Power lines can cause disruptions to the aerial scans made by heliborne LiDAR assets. These disruptions result in delays in reporting the vegetation conditions to the utility providers. Because of the extended turnaround times for scans, fast-growing trees, so-called cycle-busters, routinely get missed. Also, prioritizing inspections and risk assessments are more challenging because of the lack of uniformity in the data from various sources.

As the environment rises in the public’s awareness and concern, utility providers are increasingly faced with a dilemma regarding vegetation management. Expanding their monitoring capability through the use of jet-fuelled helicopters while simultaneously trying to improve their carbon footprint appears to be opposing options for the environment.

Finally, there is also the risk of accidents to consider. Although pilots are well-trained and follow strict aviation protocols, accidents involving helicopters can occur, resulting in injury or death.

Satellites Have the Benefits Without the Drawbacks

Advances in artificial intelligence (AI), machine learning, and increased access to high-resolution satellite data, satellite monitoring is now a practical alternative to LiDAR for conducting infrastructure monitoring. There are undoubtedly several advantages of using satellite monitoring.

The benefits of satellite vs. LiDAR appear clear

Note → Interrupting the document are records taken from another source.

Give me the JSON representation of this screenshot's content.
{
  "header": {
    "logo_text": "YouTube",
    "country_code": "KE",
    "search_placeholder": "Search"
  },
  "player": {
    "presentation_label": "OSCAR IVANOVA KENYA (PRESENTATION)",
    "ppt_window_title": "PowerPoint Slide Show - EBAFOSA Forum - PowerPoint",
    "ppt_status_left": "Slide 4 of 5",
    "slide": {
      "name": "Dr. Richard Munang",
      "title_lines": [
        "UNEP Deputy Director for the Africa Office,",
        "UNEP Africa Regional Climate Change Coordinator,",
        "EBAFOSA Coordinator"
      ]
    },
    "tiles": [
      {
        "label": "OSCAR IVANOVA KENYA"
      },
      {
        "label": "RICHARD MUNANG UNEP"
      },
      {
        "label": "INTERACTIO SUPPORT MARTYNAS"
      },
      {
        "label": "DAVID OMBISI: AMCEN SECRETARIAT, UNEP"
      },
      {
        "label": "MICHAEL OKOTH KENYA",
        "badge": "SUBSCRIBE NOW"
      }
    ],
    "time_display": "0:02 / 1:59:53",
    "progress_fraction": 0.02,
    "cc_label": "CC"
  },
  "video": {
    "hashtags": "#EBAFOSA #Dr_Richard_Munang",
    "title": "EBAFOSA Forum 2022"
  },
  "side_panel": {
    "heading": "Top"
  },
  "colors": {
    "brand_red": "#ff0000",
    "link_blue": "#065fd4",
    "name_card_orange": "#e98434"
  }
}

It is now possible for country-scale monitoring of infrastructure networks to occur via satellite, and LiveEO is one provider of such services. They provide satellite monitoring to Deutsche Bahn, Europe’s largest railway operator, and EDP, the Portuguese electric utility supplier. You can make massive savings from satellites compared to the cost-per-mile of using LiDAR-equipped helicopters. Therefore, it’s possible to achieve an excellent ROI on large-scale monitoring activities.

LiveEO utilizes bespoke software for vegetation management, which can identify areas of vegetation along the grid. As all the data comes from a single source, vegetation managers receive an accurate and timely overview of the entire network.

Satellite imagery comes with a resolution high enough to enable horizontal encroachment within the ROW to be detected. This detection is done with a 1–1.5 ft. (0.3–0.5m) degree of accuracy. Something many people find surprising is that satellites can assess the canopy height of vegetation. Thanks to Stereoscopic imagery, satellites can detect the height of trees to an accuracy of 5ft (1.5m). Although this falls short of LiDAR’s accuracy, it is sufficient for most purposes.

As satellites are constantly orbiting the earth, obtaining insights into a network’s condition can be achieved much quicker than using a ground patrol or LiDAR-equipped helicopter. This speed enables much quicker actionable deliverables; in weeks rather than months.

Frequent satellite updates mean that near-real-time monitoring is becoming available throughout the growing season, meaning it is possible to detect cycle busters. It also allows for validation and checking of cutback works by subcontractors and monitoring tree health and vitality.

Satellite monitoring also helps improve your environmental credentials. No fossil fuel is required, as there is with ground patrols or helicopters. Also, there is no human involvement, so the risk of accidents is removed.

Satellite Monitoring is Becoming the Industry Standard

With LiDAR offering higher imagery resolution than satellites, there will be utility in using this technology on a case-by-case basis. However, most vegetation management situations lend themselves to satellite monitoring. Satellites offer more rapid delivery and at a higher frequency. They also provide a whole-network picture without the safety and environmental issues of using helicopters or ground patrols.

If you need any advice on the best solution for your organization, contact us today.



Editor for

live-eo.com / We Keep Infrastructure Operational. Globally.